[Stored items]
- - -
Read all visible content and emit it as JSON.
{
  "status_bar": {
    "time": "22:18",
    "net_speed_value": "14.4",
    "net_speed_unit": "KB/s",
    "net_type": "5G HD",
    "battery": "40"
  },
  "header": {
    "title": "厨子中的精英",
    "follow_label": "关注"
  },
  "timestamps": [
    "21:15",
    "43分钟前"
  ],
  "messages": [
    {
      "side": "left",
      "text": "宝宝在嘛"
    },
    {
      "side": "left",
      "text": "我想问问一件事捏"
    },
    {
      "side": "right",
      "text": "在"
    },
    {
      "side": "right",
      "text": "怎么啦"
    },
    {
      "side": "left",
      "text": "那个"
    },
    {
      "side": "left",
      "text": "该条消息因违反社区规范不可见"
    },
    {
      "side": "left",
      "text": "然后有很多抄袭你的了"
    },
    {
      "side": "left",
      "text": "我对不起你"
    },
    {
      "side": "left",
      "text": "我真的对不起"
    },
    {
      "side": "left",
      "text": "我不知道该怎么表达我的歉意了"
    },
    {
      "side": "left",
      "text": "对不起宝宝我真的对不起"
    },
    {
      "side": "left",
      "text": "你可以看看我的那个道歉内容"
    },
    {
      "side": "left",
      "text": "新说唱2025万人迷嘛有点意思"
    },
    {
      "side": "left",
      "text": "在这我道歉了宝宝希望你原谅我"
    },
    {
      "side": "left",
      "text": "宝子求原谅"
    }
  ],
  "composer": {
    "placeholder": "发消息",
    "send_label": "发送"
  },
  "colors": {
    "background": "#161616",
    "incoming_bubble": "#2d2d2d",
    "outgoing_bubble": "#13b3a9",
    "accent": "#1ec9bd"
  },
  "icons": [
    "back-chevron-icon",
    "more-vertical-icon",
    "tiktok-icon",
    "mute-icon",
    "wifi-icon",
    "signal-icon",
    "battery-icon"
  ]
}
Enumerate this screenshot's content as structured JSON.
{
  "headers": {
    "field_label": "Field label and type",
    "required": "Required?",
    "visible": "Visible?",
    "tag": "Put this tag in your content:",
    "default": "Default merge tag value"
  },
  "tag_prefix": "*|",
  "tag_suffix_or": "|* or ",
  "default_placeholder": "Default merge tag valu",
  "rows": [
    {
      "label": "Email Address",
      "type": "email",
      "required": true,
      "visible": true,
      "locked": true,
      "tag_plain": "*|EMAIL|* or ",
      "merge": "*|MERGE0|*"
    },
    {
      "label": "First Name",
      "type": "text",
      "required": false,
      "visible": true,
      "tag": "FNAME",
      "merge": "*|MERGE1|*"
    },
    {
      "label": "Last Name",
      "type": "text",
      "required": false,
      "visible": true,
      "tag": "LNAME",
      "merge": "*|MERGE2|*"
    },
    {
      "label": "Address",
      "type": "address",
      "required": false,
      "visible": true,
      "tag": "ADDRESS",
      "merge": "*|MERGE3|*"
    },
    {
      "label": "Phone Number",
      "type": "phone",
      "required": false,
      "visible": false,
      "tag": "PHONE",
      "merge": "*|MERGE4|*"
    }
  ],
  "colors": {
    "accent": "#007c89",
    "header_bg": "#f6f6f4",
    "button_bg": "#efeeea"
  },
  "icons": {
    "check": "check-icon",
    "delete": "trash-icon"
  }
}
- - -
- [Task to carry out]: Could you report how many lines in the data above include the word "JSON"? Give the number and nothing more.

- [Answer section]: 2